THE DATA.
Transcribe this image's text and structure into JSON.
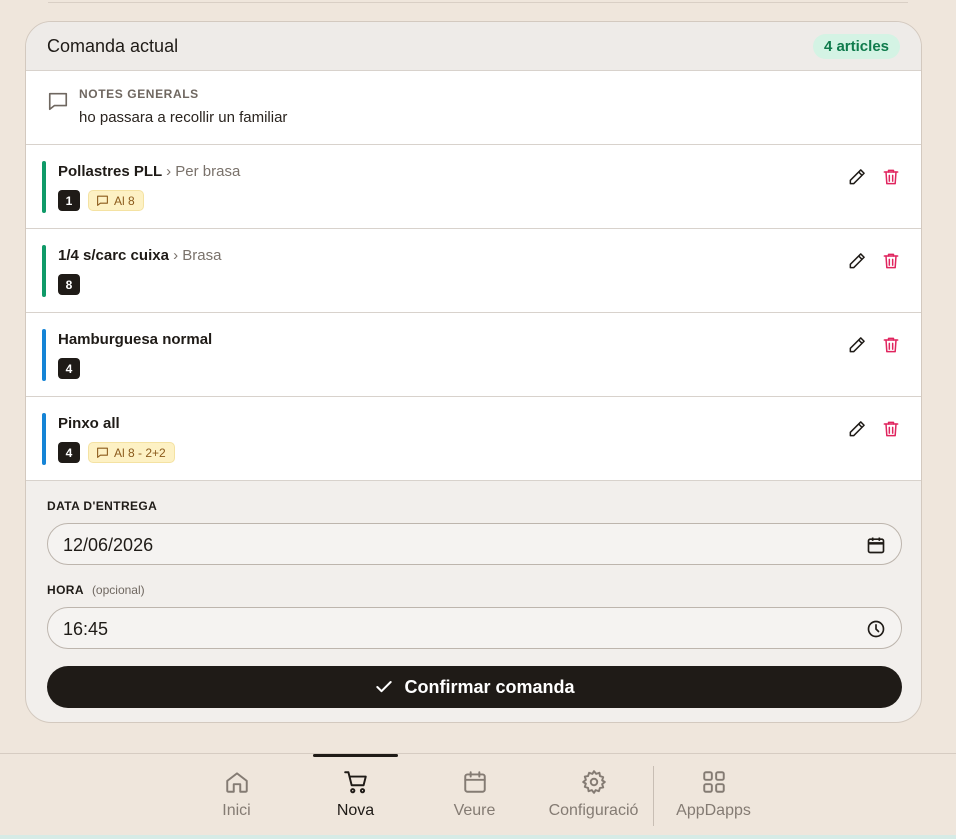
{
  "order": {
    "title": "Comanda actual",
    "count_badge": "4 articles",
    "notes_label": "NOTES GENERALS",
    "notes_text": "ho passara a recollir un familiar",
    "items": [
      {
        "name": "Pollastres PLL",
        "sub": "› Per brasa",
        "qty": "1",
        "note": "Al 8",
        "bar_color": "#0f9a68"
      },
      {
        "name": "1/4 s/carc cuixa",
        "sub": "› Brasa",
        "qty": "8",
        "note": "",
        "bar_color": "#0f9a68"
      },
      {
        "name": "Hamburguesa normal",
        "sub": "",
        "qty": "4",
        "note": "",
        "bar_color": "#1584d6"
      },
      {
        "name": "Pinxo all",
        "sub": "",
        "qty": "4",
        "note": "Al 8 - 2+2",
        "bar_color": "#1584d6"
      }
    ]
  },
  "form": {
    "date_label": "DATA D'ENTREGA",
    "date_value": "12/06/2026",
    "time_label": "HORA",
    "time_optional": "(opcional)",
    "time_value": "16:45",
    "confirm_label": "Confirmar comanda"
  },
  "nav": {
    "items": [
      {
        "label": "Inici",
        "icon": "home-icon"
      },
      {
        "label": "Nova",
        "icon": "cart-icon"
      },
      {
        "label": "Veure",
        "icon": "calendar-icon"
      },
      {
        "label": "Configuració",
        "icon": "gear-icon"
      },
      {
        "label": "AppDapps",
        "icon": "apps-grid-icon"
      }
    ],
    "active": "Nova"
  },
  "colors": {
    "accent": "#1f1b17",
    "success_badge": "#0f7b4c",
    "delete": "#e0245e",
    "note_chip": "#fdf1c4"
  }
}
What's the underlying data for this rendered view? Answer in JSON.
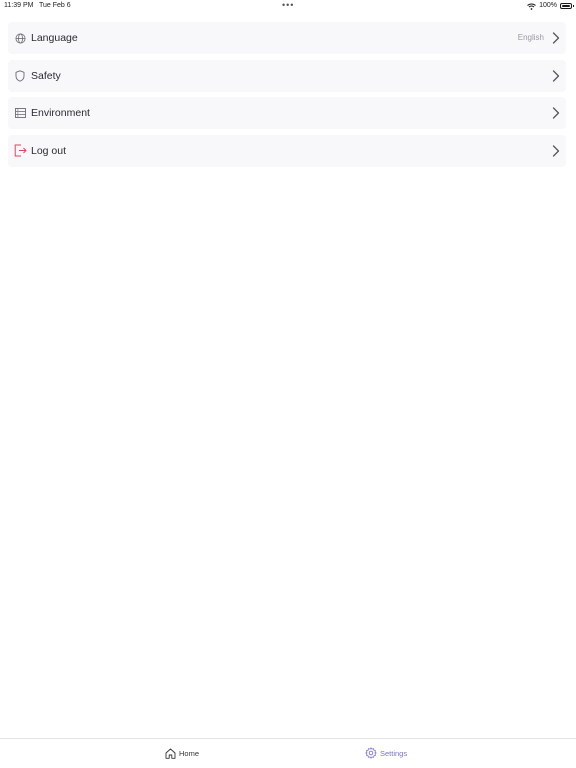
{
  "status_bar": {
    "time": "11:39 PM",
    "date": "Tue Feb 6",
    "battery": "100%",
    "icons": [
      "wifi-icon",
      "battery-icon"
    ]
  },
  "settings": {
    "items": [
      {
        "label": "Language",
        "value": "English",
        "icon": "globe-icon"
      },
      {
        "label": "Safety",
        "icon": "shield-icon"
      },
      {
        "label": "Environment",
        "icon": "server-icon"
      },
      {
        "label": "Log out",
        "icon": "logout-icon",
        "icon_color": "#e0455a"
      }
    ]
  },
  "tab_bar": {
    "tabs": [
      {
        "label": "Home",
        "icon": "home-icon",
        "active": false
      },
      {
        "label": "Settings",
        "icon": "gear-icon",
        "active": true
      }
    ],
    "active_color": "#7a75c9"
  }
}
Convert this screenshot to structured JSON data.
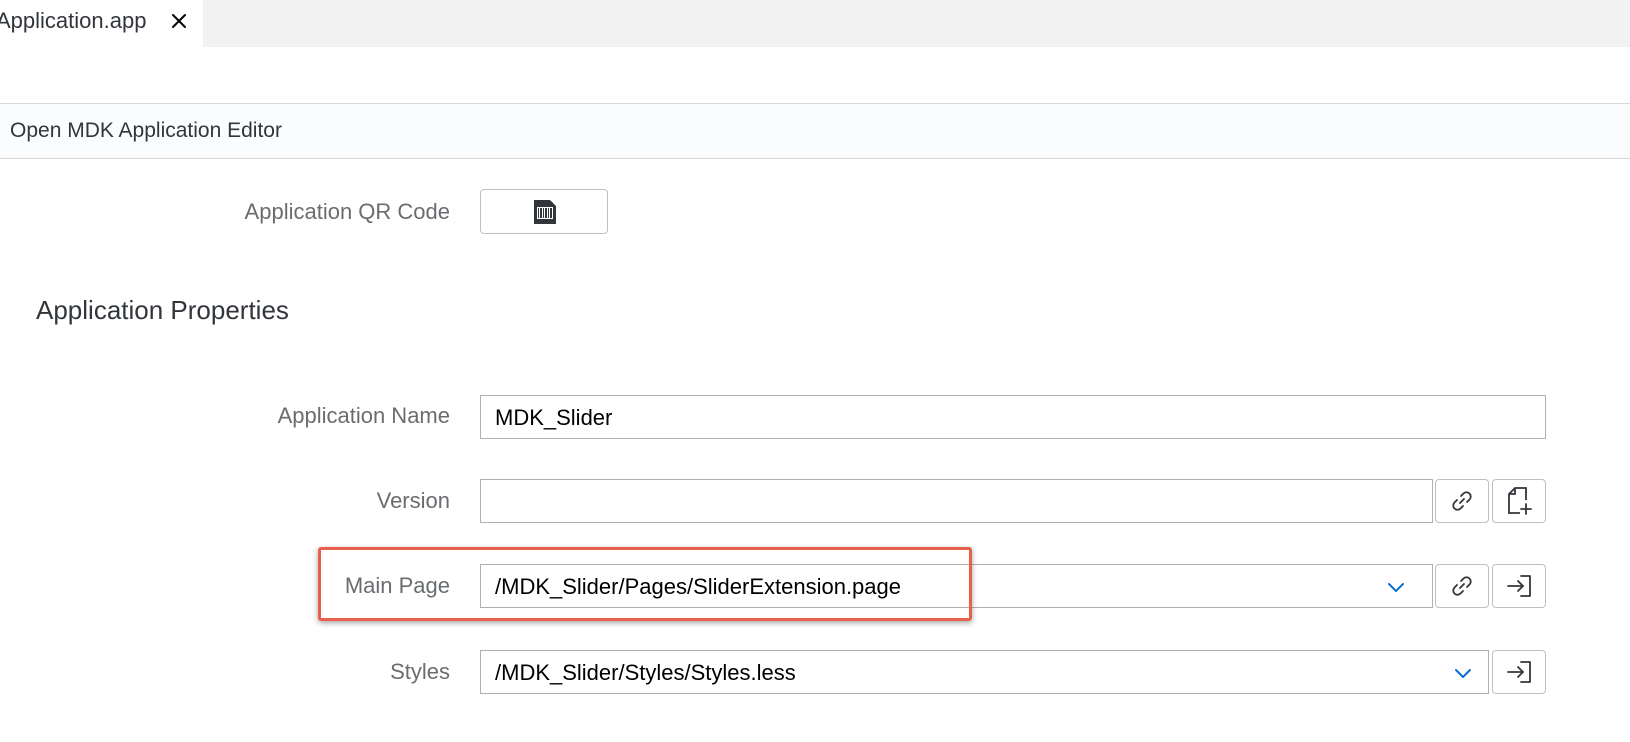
{
  "tab": {
    "title": "Application.app",
    "close_icon": "close-icon"
  },
  "editor_link": {
    "label": "Open MDK Application Editor"
  },
  "qr": {
    "label": "Application QR Code",
    "icon": "qr-code-icon"
  },
  "section": {
    "title": "Application Properties"
  },
  "fields": {
    "app_name": {
      "label": "Application Name",
      "value": "MDK_Slider"
    },
    "version": {
      "label": "Version",
      "value": "",
      "link_icon": "link-icon",
      "new_file_icon": "new-file-icon"
    },
    "main_page": {
      "label": "Main Page",
      "value": "/MDK_Slider/Pages/SliderExtension.page",
      "dropdown_icon": "chevron-down-icon",
      "link_icon": "link-icon",
      "open_icon": "open-icon"
    },
    "styles": {
      "label": "Styles",
      "value": "/MDK_Slider/Styles/Styles.less",
      "dropdown_icon": "chevron-down-icon",
      "open_icon": "open-icon"
    }
  },
  "colors": {
    "highlight": "#e8604c",
    "icon": "#32363a",
    "chevron": "#0a6ed1"
  }
}
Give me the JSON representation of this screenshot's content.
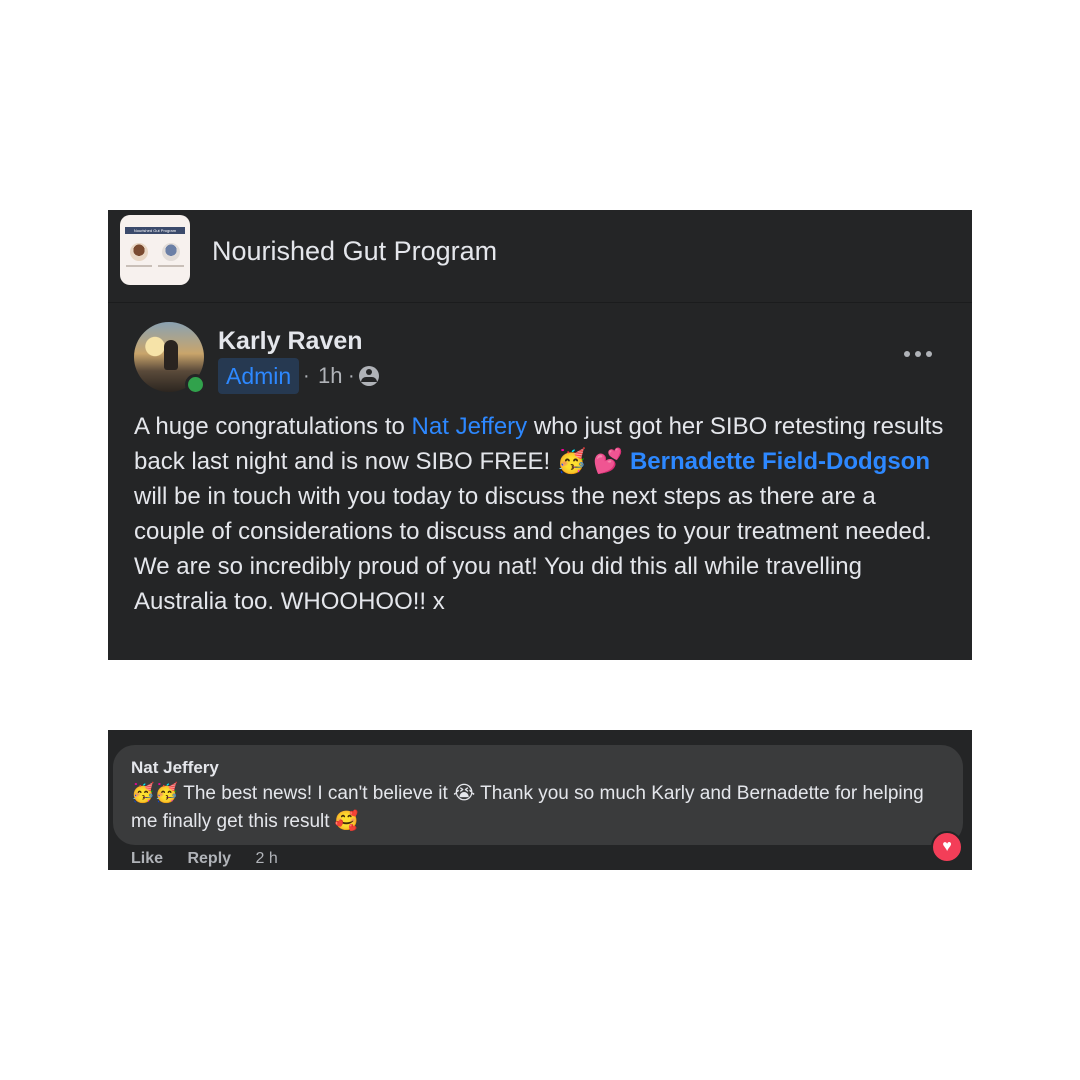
{
  "group": {
    "name": "Nourished Gut Program",
    "thumb_title": "Nourished Gut Program"
  },
  "post": {
    "author": "Karly Raven",
    "role_badge": "Admin",
    "time": "1h",
    "separator": "·",
    "audience_icon": "group-members-icon",
    "more_icon": "more-options-icon",
    "text": {
      "p1": "A huge congratulations to ",
      "mention1": "Nat Jeffery",
      "p2": " who just got her SIBO retesting results back last night and is now SIBO FREE! 🥳 💕",
      "mention2": "Bernadette Field-Dodgson",
      "p3": " will be in touch with you today to discuss the next steps as there are a couple of considerations to discuss and changes to your treatment needed. We are so incredibly proud of you nat! You did this all while travelling Australia too. WHOOHOO!! x"
    }
  },
  "comment": {
    "author": "Nat Jeffery",
    "text": "🥳🥳 The best news! I can't believe it 😭 Thank you so much Karly and Bernadette for helping me finally get this result 🥰",
    "reaction": "love",
    "reaction_glyph": "♥",
    "actions": {
      "like": "Like",
      "reply": "Reply",
      "time": "2 h"
    }
  },
  "colors": {
    "card_bg": "#242526",
    "bubble_bg": "#3a3b3c",
    "primary_text": "#e4e6eb",
    "secondary_text": "#b0b3b8",
    "link": "#2d88ff",
    "badge_bg": "#263951",
    "online": "#31a24c",
    "love": "#f33e58"
  }
}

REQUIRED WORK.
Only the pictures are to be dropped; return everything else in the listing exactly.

YOUR RESPONSE.
Transcribe this image's text and structure into JSON.
{
  "order": {
    "title": "Comanda actual",
    "count_badge": "4 articles",
    "notes_label": "NOTES GENERALS",
    "notes_text": "ho passara a recollir un familiar",
    "items": [
      {
        "name": "Pollastres PLL",
        "sub": "› Per brasa",
        "qty": "1",
        "note": "Al 8",
        "bar_color": "#0f9a68"
      },
      {
        "name": "1/4 s/carc cuixa",
        "sub": "› Brasa",
        "qty": "8",
        "note": "",
        "bar_color": "#0f9a68"
      },
      {
        "name": "Hamburguesa normal",
        "sub": "",
        "qty": "4",
        "note": "",
        "bar_color": "#1584d6"
      },
      {
        "name": "Pinxo all",
        "sub": "",
        "qty": "4",
        "note": "Al 8 - 2+2",
        "bar_color": "#1584d6"
      }
    ]
  },
  "form": {
    "date_label": "DATA D'ENTREGA",
    "date_value": "12/06/2026",
    "time_label": "HORA",
    "time_optional": "(opcional)",
    "time_value": "16:45",
    "confirm_label": "Confirmar comanda"
  },
  "nav": {
    "items": [
      {
        "label": "Inici",
        "icon": "home-icon"
      },
      {
        "label": "Nova",
        "icon": "cart-icon"
      },
      {
        "label": "Veure",
        "icon": "calendar-icon"
      },
      {
        "label": "Configuració",
        "icon": "gear-icon"
      },
      {
        "label": "AppDapps",
        "icon": "apps-grid-icon"
      }
    ],
    "active": "Nova"
  },
  "colors": {
    "accent": "#1f1b17",
    "success_badge": "#0f7b4c",
    "delete": "#e0245e",
    "note_chip": "#fdf1c4"
  }
}
What's the underlying data for this rendered view? Answer in JSON.
{
  "status_bar": {
    "time": "11:39 PM",
    "date": "Tue Feb 6",
    "battery": "100%",
    "icons": [
      "wifi-icon",
      "battery-icon"
    ]
  },
  "settings": {
    "items": [
      {
        "label": "Language",
        "value": "English",
        "icon": "globe-icon"
      },
      {
        "label": "Safety",
        "icon": "shield-icon"
      },
      {
        "label": "Environment",
        "icon": "server-icon"
      },
      {
        "label": "Log out",
        "icon": "logout-icon",
        "icon_color": "#e0455a"
      }
    ]
  },
  "tab_bar": {
    "tabs": [
      {
        "label": "Home",
        "icon": "home-icon",
        "active": false
      },
      {
        "label": "Settings",
        "icon": "gear-icon",
        "active": true
      }
    ],
    "active_color": "#7a75c9"
  }
}
Convert this screenshot to structured JSON data.
{
  "tab": {
    "title": "Application.app",
    "close_icon": "close-icon"
  },
  "editor_link": {
    "label": "Open MDK Application Editor"
  },
  "qr": {
    "label": "Application QR Code",
    "icon": "qr-code-icon"
  },
  "section": {
    "title": "Application Properties"
  },
  "fields": {
    "app_name": {
      "label": "Application Name",
      "value": "MDK_Slider"
    },
    "version": {
      "label": "Version",
      "value": "",
      "link_icon": "link-icon",
      "new_file_icon": "new-file-icon"
    },
    "main_page": {
      "label": "Main Page",
      "value": "/MDK_Slider/Pages/SliderExtension.page",
      "dropdown_icon": "chevron-down-icon",
      "link_icon": "link-icon",
      "open_icon": "open-icon"
    },
    "styles": {
      "label": "Styles",
      "value": "/MDK_Slider/Styles/Styles.less",
      "dropdown_icon": "chevron-down-icon",
      "open_icon": "open-icon"
    }
  },
  "colors": {
    "highlight": "#e8604c",
    "icon": "#32363a",
    "chevron": "#0a6ed1"
  }
}
Give me the JSON representation of this screenshot's content.
{
  "group": {
    "name": "Nourished Gut Program",
    "thumb_title": "Nourished Gut Program"
  },
  "post": {
    "author": "Karly Raven",
    "role_badge": "Admin",
    "time": "1h",
    "separator": "·",
    "audience_icon": "group-members-icon",
    "more_icon": "more-options-icon",
    "text": {
      "p1": "A huge congratulations to ",
      "mention1": "Nat Jeffery",
      "p2": " who just got her SIBO retesting results back last night and is now SIBO FREE! 🥳 💕",
      "mention2": "Bernadette Field-Dodgson",
      "p3": " will be in touch with you today to discuss the next steps as there are a couple of considerations to discuss and changes to your treatment needed. We are so incredibly proud of you nat! You did this all while travelling Australia too. WHOOHOO!! x"
    }
  },
  "comment": {
    "author": "Nat Jeffery",
    "text": "🥳🥳 The best news! I can't believe it 😭 Thank you so much Karly and Bernadette for helping me finally get this result 🥰",
    "reaction": "love",
    "reaction_glyph": "♥",
    "actions": {
      "like": "Like",
      "reply": "Reply",
      "time": "2 h"
    }
  },
  "colors": {
    "card_bg": "#242526",
    "bubble_bg": "#3a3b3c",
    "primary_text": "#e4e6eb",
    "secondary_text": "#b0b3b8",
    "link": "#2d88ff",
    "badge_bg": "#263951",
    "online": "#31a24c",
    "love": "#f33e58"
  }
}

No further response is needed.